# Problem
Would you please restate all of the entries exactly, apart from the pictures?

╭─ Dataset records

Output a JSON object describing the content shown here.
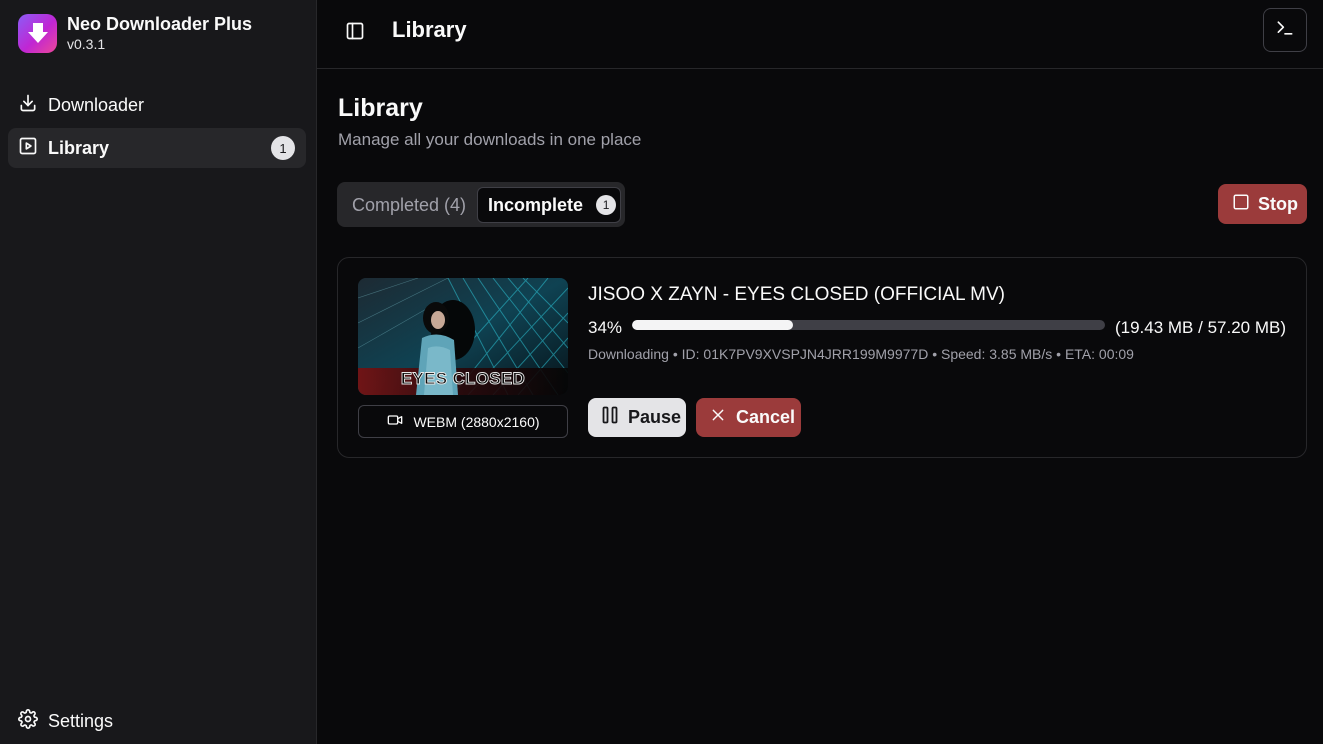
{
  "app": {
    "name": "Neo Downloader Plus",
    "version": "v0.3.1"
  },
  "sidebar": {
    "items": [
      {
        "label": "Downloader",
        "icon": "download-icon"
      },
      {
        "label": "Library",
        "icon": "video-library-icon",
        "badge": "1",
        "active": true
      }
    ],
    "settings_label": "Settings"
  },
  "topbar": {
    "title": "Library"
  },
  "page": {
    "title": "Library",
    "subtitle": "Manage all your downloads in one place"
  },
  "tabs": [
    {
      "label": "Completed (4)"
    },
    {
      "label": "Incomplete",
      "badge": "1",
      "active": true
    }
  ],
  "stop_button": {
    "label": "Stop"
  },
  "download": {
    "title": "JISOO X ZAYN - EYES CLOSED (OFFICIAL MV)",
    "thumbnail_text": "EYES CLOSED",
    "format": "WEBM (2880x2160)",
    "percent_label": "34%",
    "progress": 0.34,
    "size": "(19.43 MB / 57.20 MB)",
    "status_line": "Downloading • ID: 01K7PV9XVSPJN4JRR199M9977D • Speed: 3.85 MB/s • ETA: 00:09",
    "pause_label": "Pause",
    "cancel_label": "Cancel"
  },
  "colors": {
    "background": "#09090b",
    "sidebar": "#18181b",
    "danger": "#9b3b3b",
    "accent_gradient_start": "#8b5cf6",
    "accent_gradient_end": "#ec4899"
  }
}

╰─

# Task answer
Output a JSON object describing the content shown here.
{
  "app": {
    "name": "Neo Downloader Plus",
    "version": "v0.3.1"
  },
  "sidebar": {
    "items": [
      {
        "label": "Downloader",
        "icon": "download-icon"
      },
      {
        "label": "Library",
        "icon": "video-library-icon",
        "badge": "1",
        "active": true
      }
    ],
    "settings_label": "Settings"
  },
  "topbar": {
    "title": "Library"
  },
  "page": {
    "title": "Library",
    "subtitle": "Manage all your downloads in one place"
  },
  "tabs": [
    {
      "label": "Completed (4)"
    },
    {
      "label": "Incomplete",
      "badge": "1",
      "active": true
    }
  ],
  "stop_button": {
    "label": "Stop"
  },
  "download": {
    "title": "JISOO X ZAYN - EYES CLOSED (OFFICIAL MV)",
    "thumbnail_text": "EYES CLOSED",
    "format": "WEBM (2880x2160)",
    "percent_label": "34%",
    "progress": 0.34,
    "size": "(19.43 MB / 57.20 MB)",
    "status_line": "Downloading • ID: 01K7PV9XVSPJN4JRR199M9977D • Speed: 3.85 MB/s • ETA: 00:09",
    "pause_label": "Pause",
    "cancel_label": "Cancel"
  },
  "colors": {
    "background": "#09090b",
    "sidebar": "#18181b",
    "danger": "#9b3b3b",
    "accent_gradient_start": "#8b5cf6",
    "accent_gradient_end": "#ec4899"
  }
}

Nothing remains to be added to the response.